_Your objective_: Every line below that holds the word "title" must be listed.

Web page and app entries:
────────────────────

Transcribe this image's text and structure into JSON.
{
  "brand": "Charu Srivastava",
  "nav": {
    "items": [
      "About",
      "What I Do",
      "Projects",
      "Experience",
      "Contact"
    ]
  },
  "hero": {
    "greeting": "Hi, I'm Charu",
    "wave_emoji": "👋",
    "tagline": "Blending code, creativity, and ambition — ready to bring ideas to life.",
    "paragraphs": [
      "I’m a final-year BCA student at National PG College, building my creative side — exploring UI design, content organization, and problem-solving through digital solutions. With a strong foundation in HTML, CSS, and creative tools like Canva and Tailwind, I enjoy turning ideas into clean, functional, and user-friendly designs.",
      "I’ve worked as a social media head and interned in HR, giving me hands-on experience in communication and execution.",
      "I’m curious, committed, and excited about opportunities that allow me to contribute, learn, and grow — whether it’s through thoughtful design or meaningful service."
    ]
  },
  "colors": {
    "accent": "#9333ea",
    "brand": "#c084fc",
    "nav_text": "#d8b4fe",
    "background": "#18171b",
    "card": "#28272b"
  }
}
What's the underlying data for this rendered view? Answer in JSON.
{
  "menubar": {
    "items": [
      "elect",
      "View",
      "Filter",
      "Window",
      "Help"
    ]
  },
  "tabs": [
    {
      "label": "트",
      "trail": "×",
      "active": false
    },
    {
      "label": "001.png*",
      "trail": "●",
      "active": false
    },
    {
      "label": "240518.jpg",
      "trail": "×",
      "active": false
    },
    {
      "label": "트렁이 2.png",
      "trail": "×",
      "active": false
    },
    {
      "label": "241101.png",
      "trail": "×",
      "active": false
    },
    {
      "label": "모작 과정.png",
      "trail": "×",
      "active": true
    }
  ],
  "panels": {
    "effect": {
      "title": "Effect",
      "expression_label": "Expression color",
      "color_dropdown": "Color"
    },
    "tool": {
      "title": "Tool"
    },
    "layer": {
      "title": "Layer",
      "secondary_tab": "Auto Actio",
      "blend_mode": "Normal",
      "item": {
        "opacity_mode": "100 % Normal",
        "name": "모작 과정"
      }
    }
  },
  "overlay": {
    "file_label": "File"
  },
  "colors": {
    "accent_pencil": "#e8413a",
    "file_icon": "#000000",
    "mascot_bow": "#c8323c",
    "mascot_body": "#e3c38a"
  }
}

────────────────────

_Your response_:
      "title": "Effect",
      "title": "Tool"
      "title": "Layer",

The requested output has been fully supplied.